Methods: We used data from a large national insurer to identify patients who initiated a study (acarbose tablets, salmon calcitonin nasal spray, enoxaparin injection, vancomycin capsules, venlafaxine extended-release tablets) or control drug (nateglinide, glimepiride, alendronate, fondaparinux, metronidazole, sertraline, paroxetine) in each calendar month between 2003 and 2012 and to determine rates of claims-based proxies for lack of effectiveness outcomes following initiation. We used segmented time-series analyses to evaluate level (short-term) and slope (longer-term) changes in outcomes upon introduction of a generic study or control drug.

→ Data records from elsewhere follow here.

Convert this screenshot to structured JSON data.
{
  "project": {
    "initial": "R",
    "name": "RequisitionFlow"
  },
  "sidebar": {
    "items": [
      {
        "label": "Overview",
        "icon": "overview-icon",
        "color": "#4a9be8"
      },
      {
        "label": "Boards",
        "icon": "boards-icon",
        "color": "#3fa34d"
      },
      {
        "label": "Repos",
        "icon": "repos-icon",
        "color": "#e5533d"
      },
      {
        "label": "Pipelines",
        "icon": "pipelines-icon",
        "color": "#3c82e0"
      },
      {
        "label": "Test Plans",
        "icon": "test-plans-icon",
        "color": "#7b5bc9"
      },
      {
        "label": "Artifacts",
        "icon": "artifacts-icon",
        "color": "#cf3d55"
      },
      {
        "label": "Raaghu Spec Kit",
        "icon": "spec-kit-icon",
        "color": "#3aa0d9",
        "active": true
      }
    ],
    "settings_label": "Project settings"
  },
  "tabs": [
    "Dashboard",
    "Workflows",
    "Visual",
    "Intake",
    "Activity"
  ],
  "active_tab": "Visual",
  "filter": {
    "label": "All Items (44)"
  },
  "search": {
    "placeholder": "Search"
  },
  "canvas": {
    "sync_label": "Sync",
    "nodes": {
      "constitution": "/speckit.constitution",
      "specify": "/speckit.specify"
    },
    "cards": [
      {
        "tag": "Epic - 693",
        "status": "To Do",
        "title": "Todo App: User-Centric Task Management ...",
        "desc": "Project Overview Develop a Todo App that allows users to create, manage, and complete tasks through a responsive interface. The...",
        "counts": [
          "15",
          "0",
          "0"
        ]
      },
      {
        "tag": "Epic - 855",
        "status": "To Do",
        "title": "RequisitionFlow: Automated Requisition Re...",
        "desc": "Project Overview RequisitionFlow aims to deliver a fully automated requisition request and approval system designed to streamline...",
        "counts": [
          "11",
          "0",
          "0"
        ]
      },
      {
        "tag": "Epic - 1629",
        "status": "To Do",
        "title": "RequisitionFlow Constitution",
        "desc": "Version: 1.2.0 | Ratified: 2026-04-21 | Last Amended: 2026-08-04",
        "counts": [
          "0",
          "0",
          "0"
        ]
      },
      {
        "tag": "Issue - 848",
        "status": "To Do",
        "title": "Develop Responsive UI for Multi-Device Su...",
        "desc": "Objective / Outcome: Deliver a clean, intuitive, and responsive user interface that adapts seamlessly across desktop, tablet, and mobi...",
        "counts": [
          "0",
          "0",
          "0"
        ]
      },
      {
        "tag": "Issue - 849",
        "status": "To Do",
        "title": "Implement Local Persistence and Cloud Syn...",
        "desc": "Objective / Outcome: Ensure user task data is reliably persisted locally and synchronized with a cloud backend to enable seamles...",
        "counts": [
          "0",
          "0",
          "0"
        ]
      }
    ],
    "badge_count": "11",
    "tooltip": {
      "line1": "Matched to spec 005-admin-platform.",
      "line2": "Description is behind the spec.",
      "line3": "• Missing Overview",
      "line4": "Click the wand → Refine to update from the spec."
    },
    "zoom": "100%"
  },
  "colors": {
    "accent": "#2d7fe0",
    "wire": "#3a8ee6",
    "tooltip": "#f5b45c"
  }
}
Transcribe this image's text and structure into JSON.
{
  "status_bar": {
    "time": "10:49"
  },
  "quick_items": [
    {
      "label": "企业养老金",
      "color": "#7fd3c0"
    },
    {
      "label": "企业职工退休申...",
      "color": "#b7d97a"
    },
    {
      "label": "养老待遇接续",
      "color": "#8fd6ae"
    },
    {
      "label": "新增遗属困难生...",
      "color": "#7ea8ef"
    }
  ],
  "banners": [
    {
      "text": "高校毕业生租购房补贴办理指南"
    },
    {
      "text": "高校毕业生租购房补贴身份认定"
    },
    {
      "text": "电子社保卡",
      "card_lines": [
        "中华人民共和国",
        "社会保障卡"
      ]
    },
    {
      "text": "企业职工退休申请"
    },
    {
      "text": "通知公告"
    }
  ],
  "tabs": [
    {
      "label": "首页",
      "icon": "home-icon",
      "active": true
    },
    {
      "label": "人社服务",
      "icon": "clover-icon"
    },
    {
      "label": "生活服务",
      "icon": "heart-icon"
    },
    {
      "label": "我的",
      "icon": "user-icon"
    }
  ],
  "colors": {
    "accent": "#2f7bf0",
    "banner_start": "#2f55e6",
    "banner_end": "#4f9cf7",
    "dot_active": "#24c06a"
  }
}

Results: Among study drugs, we observed three increases (one with p < 0.05) and three decreases (two with p < 0.05) in the level of outcome rates. All changes in slope indicated decreases in outcomes from the brand-only to the generic period; four had p < 0.05. For control drugs, we observed positive level changes for eight of nine drug-outcome pairs; two had p < 0.05. We observed negative slope changes for eight out of nine pairs; six had p < 0.05. We observed a significant increase in level change following the introduction of generic bupropion versions that were later found to be not bioequivalent (p < 0.01).
Conclusions: We did not find evidence that introduction of generic drugs approved using product-specific therapeutic equivalence determinations was associated with worse clinical outcomes than those among initiators of the brand-name versions of the same products. We observed similar patterns for control drugs.